With new treaties signed among the kingdoms allowing settlement of the Cam Lanteux, one by one those whom I thieved for and with left to go live in wide-open spaces to begin new lives. I became a plucked bird flapping featherless wings, suddenly useless, but moving to a farming settlement in the middle of nowhere was something I would not do. It was something I could not do. I learned this when I was nine and had traveled just a short distance beyond the Sanctum walls in search of answers that had eluded me. When I looked back at the disappearing city and saw that I was a mere speck in an empty landscape, I couldn’t breathe and the sky swirled in dizzy currents.
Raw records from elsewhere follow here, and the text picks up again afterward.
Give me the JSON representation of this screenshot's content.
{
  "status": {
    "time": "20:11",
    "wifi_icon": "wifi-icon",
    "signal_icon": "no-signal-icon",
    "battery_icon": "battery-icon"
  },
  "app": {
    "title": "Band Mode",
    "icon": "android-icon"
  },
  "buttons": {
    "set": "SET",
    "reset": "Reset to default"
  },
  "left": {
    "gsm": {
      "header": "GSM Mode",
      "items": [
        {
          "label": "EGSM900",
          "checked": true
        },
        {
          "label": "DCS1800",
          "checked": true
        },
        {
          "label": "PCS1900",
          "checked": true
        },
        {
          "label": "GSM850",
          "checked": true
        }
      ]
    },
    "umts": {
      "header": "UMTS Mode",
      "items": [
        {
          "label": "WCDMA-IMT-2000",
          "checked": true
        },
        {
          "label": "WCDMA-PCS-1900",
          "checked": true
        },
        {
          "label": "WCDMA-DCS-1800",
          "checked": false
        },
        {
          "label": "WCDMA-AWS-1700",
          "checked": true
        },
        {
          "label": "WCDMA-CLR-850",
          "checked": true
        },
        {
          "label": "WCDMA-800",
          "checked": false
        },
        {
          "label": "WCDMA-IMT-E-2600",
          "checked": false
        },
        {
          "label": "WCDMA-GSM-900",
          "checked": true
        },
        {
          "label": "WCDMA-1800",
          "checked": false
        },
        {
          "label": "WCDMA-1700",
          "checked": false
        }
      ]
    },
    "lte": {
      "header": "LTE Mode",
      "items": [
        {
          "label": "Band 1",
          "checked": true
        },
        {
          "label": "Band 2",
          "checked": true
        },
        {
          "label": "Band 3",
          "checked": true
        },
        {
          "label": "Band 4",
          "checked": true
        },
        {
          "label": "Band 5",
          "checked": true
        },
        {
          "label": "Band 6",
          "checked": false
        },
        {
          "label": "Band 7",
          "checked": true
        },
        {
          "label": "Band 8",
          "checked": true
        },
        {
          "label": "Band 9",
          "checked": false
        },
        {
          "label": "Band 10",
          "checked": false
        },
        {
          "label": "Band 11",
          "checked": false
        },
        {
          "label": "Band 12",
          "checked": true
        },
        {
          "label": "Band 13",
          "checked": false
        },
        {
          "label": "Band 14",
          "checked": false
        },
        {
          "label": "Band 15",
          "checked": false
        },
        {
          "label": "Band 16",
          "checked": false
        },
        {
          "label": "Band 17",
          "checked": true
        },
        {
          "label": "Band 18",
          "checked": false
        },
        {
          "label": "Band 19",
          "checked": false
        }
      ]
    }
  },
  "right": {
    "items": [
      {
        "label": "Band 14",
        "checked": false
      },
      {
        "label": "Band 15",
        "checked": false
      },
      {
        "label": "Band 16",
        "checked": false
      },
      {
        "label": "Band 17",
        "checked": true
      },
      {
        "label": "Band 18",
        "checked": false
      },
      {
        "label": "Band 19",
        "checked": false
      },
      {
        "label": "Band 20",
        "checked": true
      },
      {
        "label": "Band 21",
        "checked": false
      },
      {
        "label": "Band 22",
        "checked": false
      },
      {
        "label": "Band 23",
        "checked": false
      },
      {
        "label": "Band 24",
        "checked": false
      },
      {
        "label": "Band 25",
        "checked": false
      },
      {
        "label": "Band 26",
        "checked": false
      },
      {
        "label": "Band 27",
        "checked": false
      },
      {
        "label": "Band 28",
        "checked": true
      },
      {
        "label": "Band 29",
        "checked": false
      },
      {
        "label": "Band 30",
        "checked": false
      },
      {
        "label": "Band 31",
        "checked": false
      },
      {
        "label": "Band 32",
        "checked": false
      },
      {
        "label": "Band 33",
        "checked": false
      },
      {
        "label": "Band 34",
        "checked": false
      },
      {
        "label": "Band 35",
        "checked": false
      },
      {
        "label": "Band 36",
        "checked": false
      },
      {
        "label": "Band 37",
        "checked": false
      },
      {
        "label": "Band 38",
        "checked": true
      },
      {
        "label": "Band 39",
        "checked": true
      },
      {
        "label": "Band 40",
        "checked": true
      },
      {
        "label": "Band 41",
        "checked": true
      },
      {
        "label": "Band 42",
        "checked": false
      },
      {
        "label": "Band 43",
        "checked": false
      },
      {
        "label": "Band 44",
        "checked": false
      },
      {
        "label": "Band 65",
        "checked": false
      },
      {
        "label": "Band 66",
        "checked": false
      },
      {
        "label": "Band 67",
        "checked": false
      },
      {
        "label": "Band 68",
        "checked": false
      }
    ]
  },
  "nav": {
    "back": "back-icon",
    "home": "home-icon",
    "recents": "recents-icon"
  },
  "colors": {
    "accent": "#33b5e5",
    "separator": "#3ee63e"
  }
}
It hit me like a smothering wave. There was nowhere to hide. No shadows to melt into, no tent flaps to duck behind or stairs to disappear under—there were no beds to hide beneath in case someone came for me. There was no place to escape to at all. The structure of my world was gone—the floor, the ceilings, the walls—and I floated loose, untethered. I barely made it back to the city and never left again.
I knew I would not survive in a world of open sky. Spitting in the queen’s face had been my futile stab at saving the existence I had carved out. My life had already been stolen once. I refused to let it happen again, but it happened just the same. Some rising tides cannot be held back, and the new world slipped around my ankles like water at the shore and pulled me into its current.
My first months in Sanctum Hall were turbulent. Why no one strangled me I still wasn’t certain. I would have. I stole everything in sight, and out of sight, and hoarded it in a secret passage beneath the East Tower staircase. No one’s private chambers were immune. Natiya’s favorite scarf, Eben’s boots, the cook’s wooden spoons, swords, belts, books, armory halberds, the queen’s hairbrush. Sometimes I gave them back, sometimes I didn’t, bestowing mercies like a capricious queen. Griz roared and chased me through the halls the third time I stole his razor.
Finally, one morning, the queen
applauded me as I walked into the Council gallery, saying it was evident I had mastered thieving, but it was time I learned additional skills.
She rose and handed me a sword I had stolen.
I locked eyes with her, wondering how she had gotten hold of it. “I know that passage well too, Kazimyrah. You aren’t the only sneak in the Sanctum. Let’s put this to better use than rusting in a dark, damp stairwell, shall we?”
For the first time, I didn’t resist.
I wanted to learn more. I didn’t just want to possess the swords, knives, and maces I had acquired. I wanted to know how to use them too, and use them well.
* * *
The landscape was getting flatter now, as if huge hands had anticipated our passing and smoothed out the wrinkles of hills. The same hands must have plucked the hills clean of ruins. It was strange to see nothing. I had never traveled long on any path where some evidence of an earlier world wasn’t in view. The Ancients’ ruins were plentiful, but here there wasn’t so much as a single crumbling wall to cast a measly shadow. Nothing but open sky and unfettered wind pressing on my chest. I forced in deep, full breaths, focusing on a point in the distance, pretending it held a magical shadowed city waiting to greet me.
Griz had stopped and was conferring with Eben and Natiya about meet-up sites. It was time to part ways. When he was finished, he turned and cast a suspicious eye at the vastness ahead of us like he was searching for something. His gaze finally landed on me. I stretched and smiled as if I were enjoying a summer outing. The sun was high and threw sharp shadows across his battle-scarred face. The lines around his eyes deepened.